I’m already sorry that Missy is likely to go under the radar until the finale, as she and Clara made a hilariously fun team to watch, and it’s not quite so common to have two female companions around anymore. (We had some fun in the fourth season finale, and when Martha and Donna were both around for the Sontaran two-parter, but other than that, we haven’t had the dynamic since Nyssa and Tegan were on the TARDIS.) Plus, she’s the perfect dramatic instigator: Trying to get the Doctor to inadvertently kill Clara was a superbly evil move, and the comments she makes afterwards (about trying to get the Doctor to see the enemies in his friends, and the friends in his enemies) make it even more wrenching. Because the Doctor loves to talk about the Master as though they’re enemies—and in a way they are—but that also couldn’t be further from the truth. And this incarnation of the Master cares very much about making that distinction, about making her friend admit that he is her friend. Her parting shot proves it all over again: He tells her to run, and she tells him that he was always the one who ran, not her. So again, there are hurt feelings there, anger at being constantly left behind.

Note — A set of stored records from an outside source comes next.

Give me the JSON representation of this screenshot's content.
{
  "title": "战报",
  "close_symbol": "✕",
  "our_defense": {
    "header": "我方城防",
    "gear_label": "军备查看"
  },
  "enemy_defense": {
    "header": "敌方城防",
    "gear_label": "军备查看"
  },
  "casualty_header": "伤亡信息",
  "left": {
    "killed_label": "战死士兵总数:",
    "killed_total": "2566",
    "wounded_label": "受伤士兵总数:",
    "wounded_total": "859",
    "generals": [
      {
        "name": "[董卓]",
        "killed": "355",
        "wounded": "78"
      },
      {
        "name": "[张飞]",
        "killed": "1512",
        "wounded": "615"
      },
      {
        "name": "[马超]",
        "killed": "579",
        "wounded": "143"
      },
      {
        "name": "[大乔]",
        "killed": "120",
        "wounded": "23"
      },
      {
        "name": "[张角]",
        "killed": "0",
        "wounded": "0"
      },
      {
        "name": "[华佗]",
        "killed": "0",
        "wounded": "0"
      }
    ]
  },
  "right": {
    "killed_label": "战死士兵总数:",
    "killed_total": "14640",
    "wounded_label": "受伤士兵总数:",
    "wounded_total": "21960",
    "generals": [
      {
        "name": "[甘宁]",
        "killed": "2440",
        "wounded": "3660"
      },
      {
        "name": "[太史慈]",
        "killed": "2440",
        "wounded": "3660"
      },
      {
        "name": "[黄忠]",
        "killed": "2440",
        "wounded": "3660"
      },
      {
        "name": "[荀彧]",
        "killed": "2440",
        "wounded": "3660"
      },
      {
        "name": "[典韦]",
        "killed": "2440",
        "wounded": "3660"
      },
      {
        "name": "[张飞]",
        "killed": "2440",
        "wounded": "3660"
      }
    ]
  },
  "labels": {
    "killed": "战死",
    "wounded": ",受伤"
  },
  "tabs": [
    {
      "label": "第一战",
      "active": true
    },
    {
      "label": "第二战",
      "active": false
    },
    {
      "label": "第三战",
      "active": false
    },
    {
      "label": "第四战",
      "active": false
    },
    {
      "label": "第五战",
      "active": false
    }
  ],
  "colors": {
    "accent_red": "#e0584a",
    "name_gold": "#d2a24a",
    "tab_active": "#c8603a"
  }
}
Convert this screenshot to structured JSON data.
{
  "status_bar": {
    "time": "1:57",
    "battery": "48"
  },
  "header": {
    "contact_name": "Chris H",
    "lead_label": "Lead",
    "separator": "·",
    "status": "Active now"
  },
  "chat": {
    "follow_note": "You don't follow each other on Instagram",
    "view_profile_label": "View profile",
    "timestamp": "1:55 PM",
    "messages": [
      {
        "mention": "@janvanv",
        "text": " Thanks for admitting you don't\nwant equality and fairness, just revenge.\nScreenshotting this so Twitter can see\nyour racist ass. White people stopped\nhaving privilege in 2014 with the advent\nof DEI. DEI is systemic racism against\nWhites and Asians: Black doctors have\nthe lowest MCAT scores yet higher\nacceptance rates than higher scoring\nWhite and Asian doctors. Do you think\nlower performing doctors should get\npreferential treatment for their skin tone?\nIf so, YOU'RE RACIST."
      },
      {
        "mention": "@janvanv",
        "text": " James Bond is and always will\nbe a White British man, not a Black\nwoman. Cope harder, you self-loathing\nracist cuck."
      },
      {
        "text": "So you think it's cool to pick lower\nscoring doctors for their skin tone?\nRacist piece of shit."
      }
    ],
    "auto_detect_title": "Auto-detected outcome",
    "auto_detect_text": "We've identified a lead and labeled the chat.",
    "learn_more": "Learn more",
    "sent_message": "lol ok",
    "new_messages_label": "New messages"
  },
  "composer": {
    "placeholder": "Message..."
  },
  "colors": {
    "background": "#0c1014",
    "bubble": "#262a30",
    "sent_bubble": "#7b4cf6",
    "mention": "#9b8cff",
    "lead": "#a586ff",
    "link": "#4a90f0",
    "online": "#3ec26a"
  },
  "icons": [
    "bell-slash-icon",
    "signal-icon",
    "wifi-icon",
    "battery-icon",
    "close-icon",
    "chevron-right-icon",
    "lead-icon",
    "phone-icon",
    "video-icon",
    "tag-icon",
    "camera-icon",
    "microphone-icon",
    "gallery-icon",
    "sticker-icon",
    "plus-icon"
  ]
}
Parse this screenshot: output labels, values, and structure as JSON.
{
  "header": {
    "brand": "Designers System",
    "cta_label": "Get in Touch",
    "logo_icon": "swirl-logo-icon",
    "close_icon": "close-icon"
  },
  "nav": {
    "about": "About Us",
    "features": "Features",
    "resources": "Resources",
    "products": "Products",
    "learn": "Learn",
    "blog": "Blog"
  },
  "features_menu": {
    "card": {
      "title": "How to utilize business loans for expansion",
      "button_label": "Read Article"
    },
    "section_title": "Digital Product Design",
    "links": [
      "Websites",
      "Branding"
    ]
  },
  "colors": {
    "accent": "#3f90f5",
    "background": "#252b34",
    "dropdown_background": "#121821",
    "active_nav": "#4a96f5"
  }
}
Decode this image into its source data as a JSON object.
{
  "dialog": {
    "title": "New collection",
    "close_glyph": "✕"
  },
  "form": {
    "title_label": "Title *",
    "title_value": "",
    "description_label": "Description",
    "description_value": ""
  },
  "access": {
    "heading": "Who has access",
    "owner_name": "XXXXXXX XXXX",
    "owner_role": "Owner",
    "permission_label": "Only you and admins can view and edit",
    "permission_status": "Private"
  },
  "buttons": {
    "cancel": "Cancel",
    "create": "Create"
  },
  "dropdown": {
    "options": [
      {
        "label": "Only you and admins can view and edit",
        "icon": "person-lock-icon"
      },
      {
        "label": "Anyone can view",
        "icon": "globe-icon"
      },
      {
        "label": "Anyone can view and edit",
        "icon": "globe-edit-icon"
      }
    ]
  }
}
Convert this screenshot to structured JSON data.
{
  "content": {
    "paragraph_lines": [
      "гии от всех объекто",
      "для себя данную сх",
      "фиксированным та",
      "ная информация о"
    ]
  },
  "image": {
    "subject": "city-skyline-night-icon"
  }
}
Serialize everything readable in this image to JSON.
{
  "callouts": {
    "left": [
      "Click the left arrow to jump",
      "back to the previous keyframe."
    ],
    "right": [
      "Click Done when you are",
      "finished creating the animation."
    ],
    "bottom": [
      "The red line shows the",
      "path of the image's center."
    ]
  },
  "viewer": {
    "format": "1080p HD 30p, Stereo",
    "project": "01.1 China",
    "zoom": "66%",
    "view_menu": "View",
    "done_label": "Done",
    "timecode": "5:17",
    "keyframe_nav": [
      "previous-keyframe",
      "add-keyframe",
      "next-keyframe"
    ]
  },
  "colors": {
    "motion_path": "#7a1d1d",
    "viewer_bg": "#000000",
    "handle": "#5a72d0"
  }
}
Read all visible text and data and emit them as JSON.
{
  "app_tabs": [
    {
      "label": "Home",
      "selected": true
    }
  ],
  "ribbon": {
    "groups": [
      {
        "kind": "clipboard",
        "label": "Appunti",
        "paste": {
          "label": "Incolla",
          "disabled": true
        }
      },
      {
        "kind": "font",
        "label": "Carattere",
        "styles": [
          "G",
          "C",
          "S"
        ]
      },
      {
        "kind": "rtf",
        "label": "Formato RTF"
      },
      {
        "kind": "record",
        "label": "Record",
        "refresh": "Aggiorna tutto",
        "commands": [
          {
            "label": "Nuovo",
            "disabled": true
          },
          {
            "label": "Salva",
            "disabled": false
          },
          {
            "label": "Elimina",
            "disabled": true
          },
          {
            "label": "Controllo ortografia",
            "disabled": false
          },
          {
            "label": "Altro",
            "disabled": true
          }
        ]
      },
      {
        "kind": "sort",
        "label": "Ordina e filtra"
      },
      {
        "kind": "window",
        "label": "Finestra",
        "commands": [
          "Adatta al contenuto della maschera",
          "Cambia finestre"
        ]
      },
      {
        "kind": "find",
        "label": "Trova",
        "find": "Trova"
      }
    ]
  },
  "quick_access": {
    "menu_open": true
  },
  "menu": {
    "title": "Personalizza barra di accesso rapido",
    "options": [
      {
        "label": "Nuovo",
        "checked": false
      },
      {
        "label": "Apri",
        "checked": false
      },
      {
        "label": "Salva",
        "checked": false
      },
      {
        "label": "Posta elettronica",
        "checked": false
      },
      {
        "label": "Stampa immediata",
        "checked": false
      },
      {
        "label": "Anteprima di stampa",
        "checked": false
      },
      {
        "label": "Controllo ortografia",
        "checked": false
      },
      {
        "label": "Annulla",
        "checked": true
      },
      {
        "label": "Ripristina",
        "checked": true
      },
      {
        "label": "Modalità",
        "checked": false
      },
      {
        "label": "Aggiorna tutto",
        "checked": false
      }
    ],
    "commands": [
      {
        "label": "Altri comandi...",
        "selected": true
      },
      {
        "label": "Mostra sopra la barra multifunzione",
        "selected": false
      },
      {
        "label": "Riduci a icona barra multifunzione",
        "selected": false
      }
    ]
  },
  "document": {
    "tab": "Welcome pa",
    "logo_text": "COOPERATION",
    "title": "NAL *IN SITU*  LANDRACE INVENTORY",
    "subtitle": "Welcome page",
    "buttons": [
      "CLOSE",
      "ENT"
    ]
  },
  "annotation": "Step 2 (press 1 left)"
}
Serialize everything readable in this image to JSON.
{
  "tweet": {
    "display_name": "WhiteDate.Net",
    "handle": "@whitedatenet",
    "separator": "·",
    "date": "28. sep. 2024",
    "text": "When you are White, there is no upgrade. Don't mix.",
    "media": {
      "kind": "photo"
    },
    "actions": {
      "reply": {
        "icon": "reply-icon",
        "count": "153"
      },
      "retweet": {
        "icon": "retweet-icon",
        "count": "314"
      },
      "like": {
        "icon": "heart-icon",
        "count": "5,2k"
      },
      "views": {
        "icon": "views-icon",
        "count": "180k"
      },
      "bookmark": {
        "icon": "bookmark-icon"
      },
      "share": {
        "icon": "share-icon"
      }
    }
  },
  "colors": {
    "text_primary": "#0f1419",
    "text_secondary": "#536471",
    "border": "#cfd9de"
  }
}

There’s the title to consider as well—”The Witch’s Familiar.” My immediate guess is that the witch is Missy, and Clara is her familiar? Since we know that the Missy considers herself the “original” companion after a fashion, and she did hand-pick Clara for the Doctor.
Also, Missy had a comment about her star alloy thingamajig, something that she claims the Doctor gave to her for her daughter… of course, she could be lying, but if she’s not, then they were both parents at some point, and now I’d be just as happy to watch a series of the Doctor and Master co-parenting Time Tots on Gallifrey. My needs are few, give me this one thing.
The overall theme of mercy being a necessity (and it being a key quality that the Doctor himself ultimately inscribed on the Daleks) only really grabbed me because we, as the audience, have seen a Dalek plead for mercy before—when the Doctor wasn’t around. That was in the season five finale, when a Dalek begged River Song. So the fact that this is something that we had experienced before as viewers when the Doctor had not made it even more interesting. It made his choice to influence young Davros there at the end feel less like a cheat. My only quibble is that it’s become something of a stock point in the show that the Doctor is totally responsible for the good in everyone, now up to and including his greatest enemies. So maybe that’s getting to be a bit much?
All in all, an emotional start to the season. Hopefully there is more of the same on offer down the road—minus a few confusing hiccups, this was a great ride.